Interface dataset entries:

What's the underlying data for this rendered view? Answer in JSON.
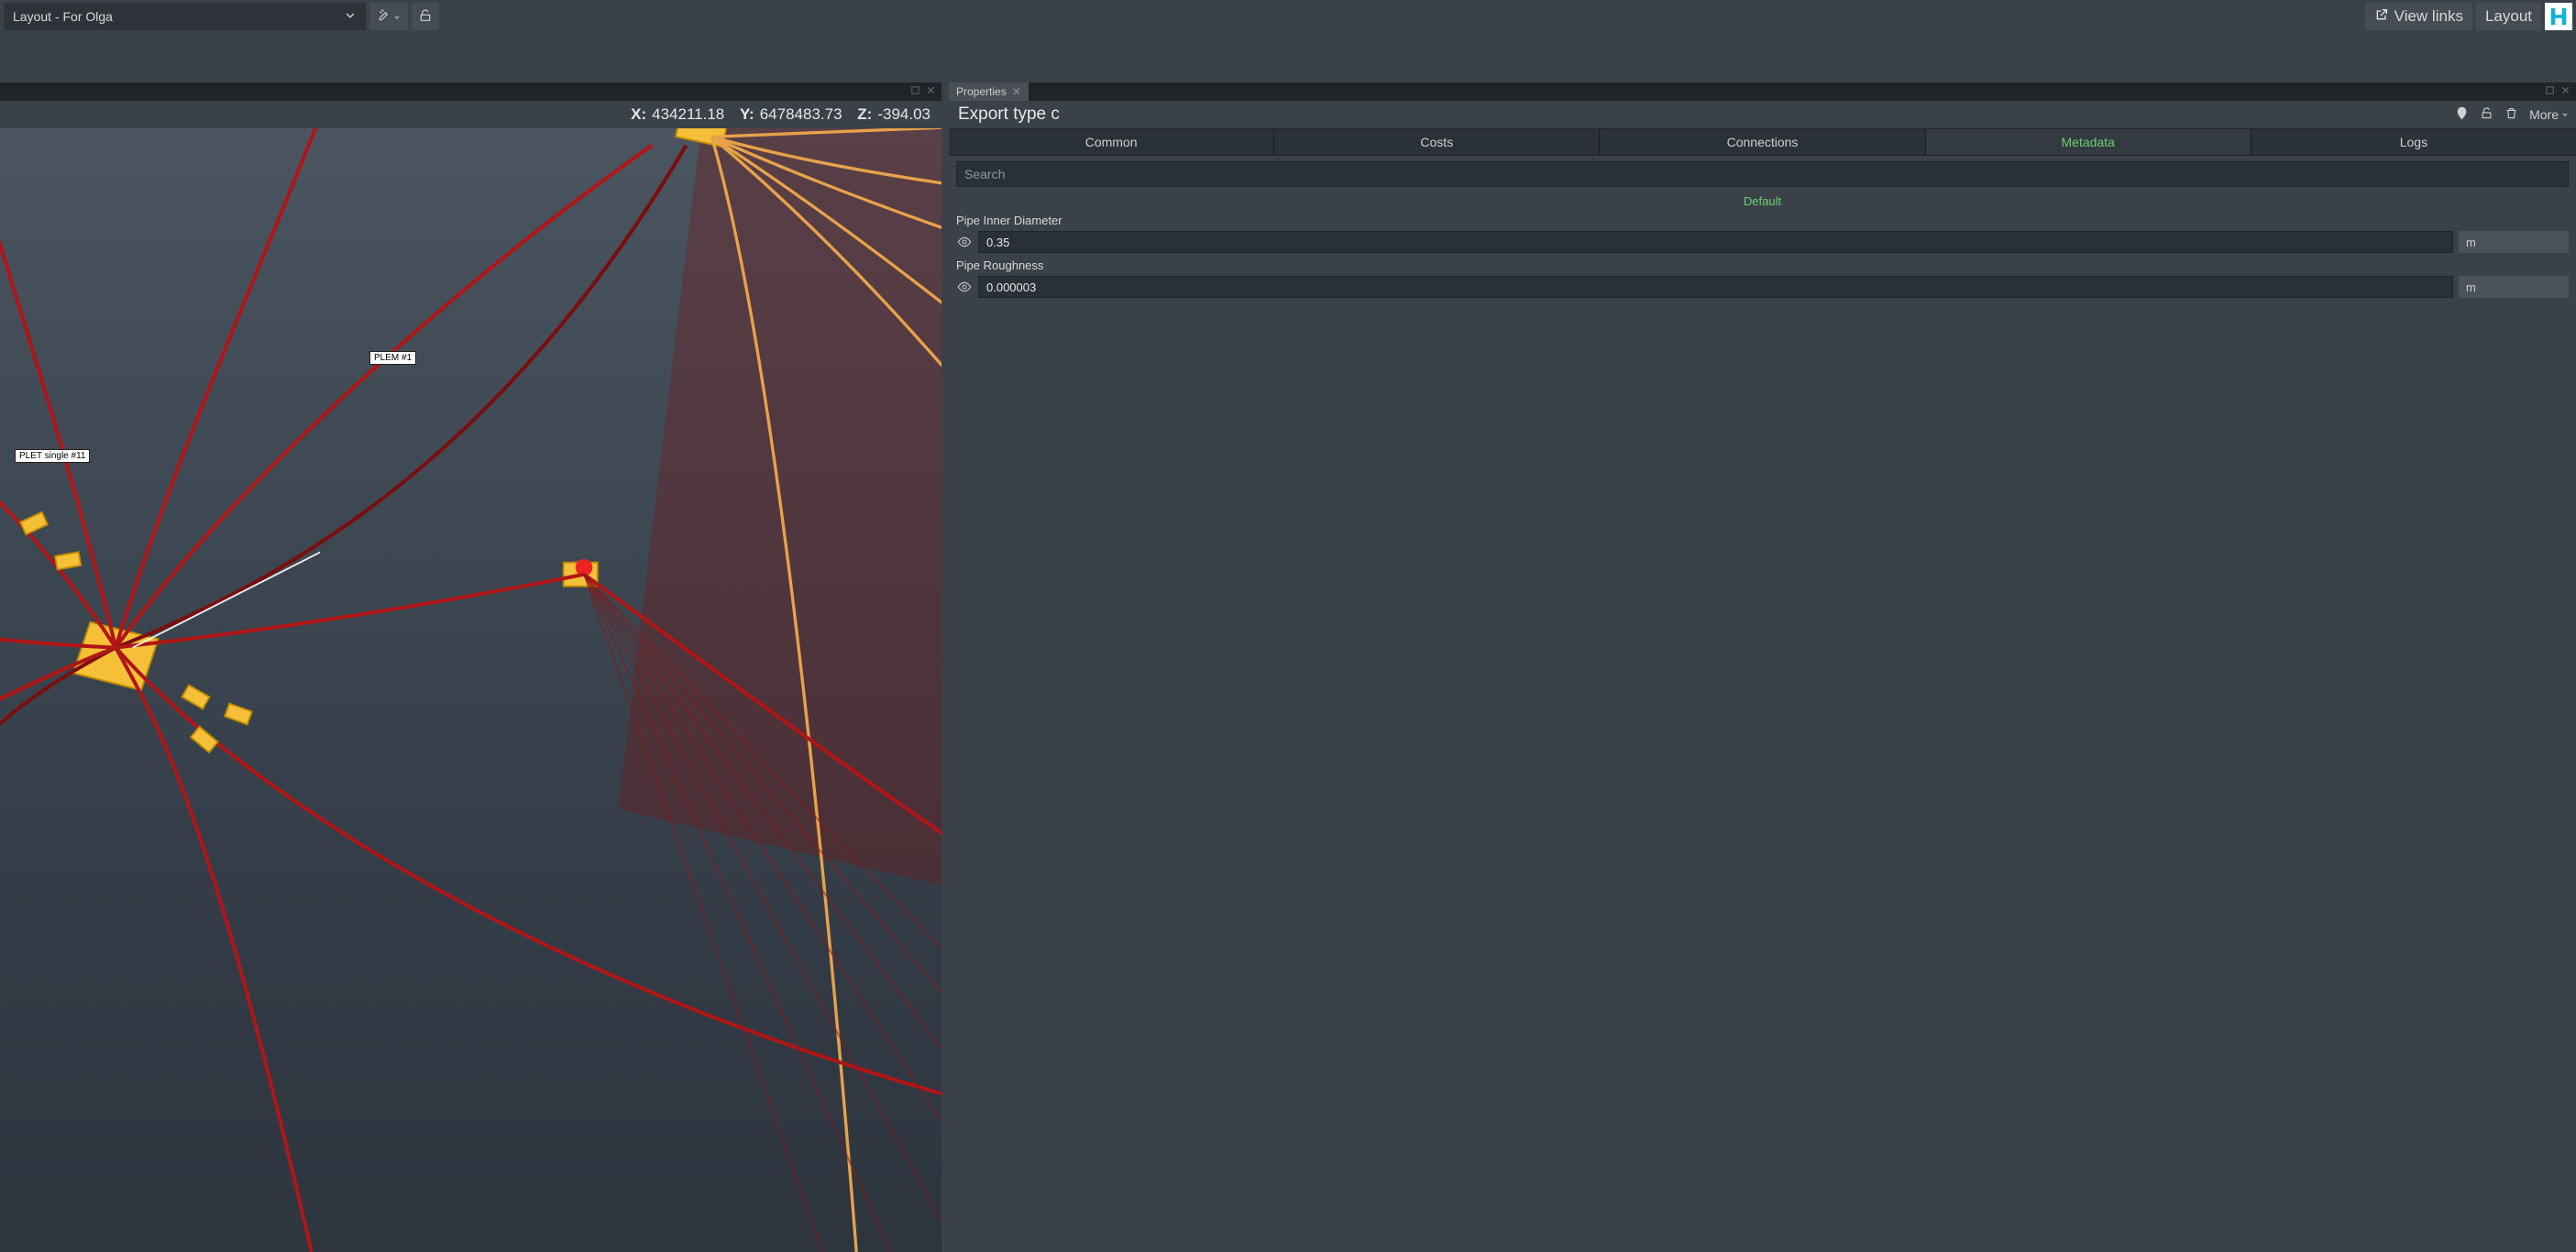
{
  "topbar": {
    "layout_selector": "Layout - For Olga",
    "view_links": "View links",
    "layout_btn": "Layout"
  },
  "viewport": {
    "coords": {
      "x_label": "X:",
      "x_val": "434211.18",
      "y_label": "Y:",
      "y_val": "6478483.73",
      "z_label": "Z:",
      "z_val": "-394.03"
    },
    "labels": {
      "plem1": "PLEM #1",
      "plet_single_11": "PLET single #11"
    }
  },
  "properties_panel": {
    "tab_title": "Properties",
    "title": "Export type c",
    "more_label": "More",
    "tabs": {
      "common": "Common",
      "costs": "Costs",
      "connections": "Connections",
      "metadata": "Metadata",
      "logs": "Logs"
    },
    "search_placeholder": "Search",
    "section_default": "Default",
    "fields": {
      "pipe_inner_diameter": {
        "label": "Pipe Inner Diameter",
        "value": "0.35",
        "unit": "m"
      },
      "pipe_roughness": {
        "label": "Pipe Roughness",
        "value": "0.000003",
        "unit": "m"
      }
    }
  },
  "icons": {
    "chevron_down": "chevron-down-icon",
    "tools": "tools-icon",
    "lock_open": "lock-open-icon",
    "external_link": "external-link-icon",
    "maximize": "maximize-icon",
    "close": "close-icon",
    "pin": "pin-icon",
    "lock": "lock-icon",
    "trash": "trash-icon",
    "eye": "eye-icon"
  }
}
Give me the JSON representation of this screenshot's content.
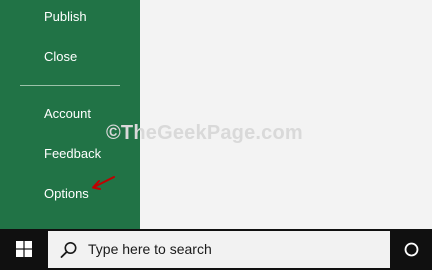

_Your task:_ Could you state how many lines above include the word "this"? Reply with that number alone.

_Your solution:_ 2